Mel Vollbrecht’s advice for water advocates: “Get creative”
Working for the Wisconsin Department of Natural Resources for over thirty years taught Mel Vollbrecht a lot about how government works. Mostly it taught her about the importance of getting creative in solving problems.
“No matter what politicians say or do, the remedy for hopelessness is always rolling up your sleeves and getting involved with your neighbors in local efforts. With rivers, it’s not just the people who use the next pier over or who live next door. A river changes so much from a tiny stream at the headwaters to the big rivers that empty into the Mississippi or a Great Lake. The needs and uses are so diverse. Coalitions are about including the paper company, the marina, other paddlers, farmers. There are so many people who need to get along, you need to be creative.”
Government should be proactive on preventing pollution
In her time working for the DNR, she learned that solving Wisconsin’s problems with threats to our water resources needs to include our state government acting in a way that is a cooperative effort. Our state government must act on threats to water that we know exist and we know are causing health problems. But too often it doesn’t act to prevent problems that will cost us more money to fix in the future.
“That’s what I wish more people knew about our water. Wisconsin is unique in that our state constitution and many of our environmental laws are based on the idea that water is shared by all of us and is owned by all of us. Decisions should be made in a way that tries to accommodate everyone’s uses, and protect the greatest benefit for the greatest number of people. I wish we thought not just about what we want to do as individuals, but about the multiple uses and benefits of the water we share, and then acted accordingly.”
Department of Natural Resources staff are vital for protecting natural resources
In her career, there was no more important of a time to get creative than during the era of Governor Scott Walker.
“Agency staff were only allowed to do what was explicitly mandated in a state statute,” Vollbrecht remembered, “even if the wording described something more to actually achieve the intent of the law or allow us to solve problems. We certainly couldn’t do much to prevent problems. But I had the smartest staff. It was our job to figure out what to do to protect groundwater. Nitrate is a problem all over the state and while farmers wouldn’t work with us publicly, they were willing to do work with us privately.”

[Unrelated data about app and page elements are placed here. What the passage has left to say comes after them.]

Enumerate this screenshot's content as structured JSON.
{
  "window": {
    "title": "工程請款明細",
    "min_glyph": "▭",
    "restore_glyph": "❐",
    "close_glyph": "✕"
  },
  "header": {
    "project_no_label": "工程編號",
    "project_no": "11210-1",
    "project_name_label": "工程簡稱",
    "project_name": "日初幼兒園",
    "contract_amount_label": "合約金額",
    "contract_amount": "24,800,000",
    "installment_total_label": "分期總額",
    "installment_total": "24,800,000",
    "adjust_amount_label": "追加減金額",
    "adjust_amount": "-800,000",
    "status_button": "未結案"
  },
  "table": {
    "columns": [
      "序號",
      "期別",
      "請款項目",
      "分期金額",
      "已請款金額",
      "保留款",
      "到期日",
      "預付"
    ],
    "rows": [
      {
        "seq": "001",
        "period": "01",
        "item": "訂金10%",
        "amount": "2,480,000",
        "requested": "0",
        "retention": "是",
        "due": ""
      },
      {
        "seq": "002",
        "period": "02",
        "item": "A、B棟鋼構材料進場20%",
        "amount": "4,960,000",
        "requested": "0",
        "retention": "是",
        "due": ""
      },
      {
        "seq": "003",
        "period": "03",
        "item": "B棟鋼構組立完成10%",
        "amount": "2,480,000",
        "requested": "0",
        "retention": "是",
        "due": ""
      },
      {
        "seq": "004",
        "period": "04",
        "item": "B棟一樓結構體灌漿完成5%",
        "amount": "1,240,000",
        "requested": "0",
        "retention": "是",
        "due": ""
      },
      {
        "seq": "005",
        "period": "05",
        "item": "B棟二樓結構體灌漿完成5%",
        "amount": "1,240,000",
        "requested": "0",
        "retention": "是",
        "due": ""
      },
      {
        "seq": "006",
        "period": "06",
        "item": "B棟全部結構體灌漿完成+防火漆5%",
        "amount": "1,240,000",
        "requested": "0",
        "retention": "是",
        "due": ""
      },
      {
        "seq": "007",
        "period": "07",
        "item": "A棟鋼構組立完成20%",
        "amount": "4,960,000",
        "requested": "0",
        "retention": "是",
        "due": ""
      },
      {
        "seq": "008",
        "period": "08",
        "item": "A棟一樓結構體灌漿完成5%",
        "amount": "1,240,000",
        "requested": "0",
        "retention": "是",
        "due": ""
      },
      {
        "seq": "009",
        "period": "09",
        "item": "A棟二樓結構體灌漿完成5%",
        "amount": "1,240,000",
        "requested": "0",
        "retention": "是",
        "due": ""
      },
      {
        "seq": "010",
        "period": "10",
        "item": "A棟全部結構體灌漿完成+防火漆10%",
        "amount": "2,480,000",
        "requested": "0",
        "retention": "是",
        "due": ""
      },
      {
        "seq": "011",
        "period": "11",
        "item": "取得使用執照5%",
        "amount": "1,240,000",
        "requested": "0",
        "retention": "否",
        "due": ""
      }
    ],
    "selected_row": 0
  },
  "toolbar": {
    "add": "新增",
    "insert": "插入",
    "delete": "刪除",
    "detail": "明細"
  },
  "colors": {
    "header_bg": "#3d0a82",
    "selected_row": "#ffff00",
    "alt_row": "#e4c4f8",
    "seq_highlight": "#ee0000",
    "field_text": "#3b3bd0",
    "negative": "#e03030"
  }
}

Even during times when agency leadership weren’t supportive of DNR staff or new initiatives to protect Wisconsin’s water, Mel said that staff were still expected to answer their phones and address questions from the public.
“That’s why community members should still call and ask for the help and advice they need to protect water,” she said. “That’s always the way you start to change things. It’s the basis of helping your neighbors and letting local and state elected officials know what is needed to make better decisions about our natural resources.”
Mel’s advice for those who want to protect Wisconsin’s water
Mel’s best advice for people who want to protect water is not just to get creative, but also to get involved on the local level with a water protection group. Just as Wisconsin is covered with rivers, creeks and lakes, many local waterways have a group of committed people who care for those waterways. Local groups do everything from hosting volunteer days for river clean ups to organizing diverse stakeholders who work to fund major restoration projects.
Mel remembers how important it was during the Walker years for residents in central Wisconsin who were concerned about a proposed concentrated animal feeding operation to advocate for their own groundwater quality. They tested their drinking water wells, hired experts to analyze the data, and shared that information with the DNR staff and local elected leaders. Even if DNR staff were not encouraged to take immediate action with the information, they did post the data online so others could get it and use it.
“That’s what local river groups can do too,” she said. “They can ask questions and share information.”
Mel serves as the board president of River Alliance of Wisconsin because the organization has a history of working with local groups to figure out how to deal with the problems of water pollution, climate change, and all the ways people are starting to pay attention to why our clean water future depends on healthy rivers.
– Stacy Harbaugh, Communications Director
This message is made possible by generous donors who believe people have the power to protect and restore water. Become a member of River Alliance of Wisconsin today.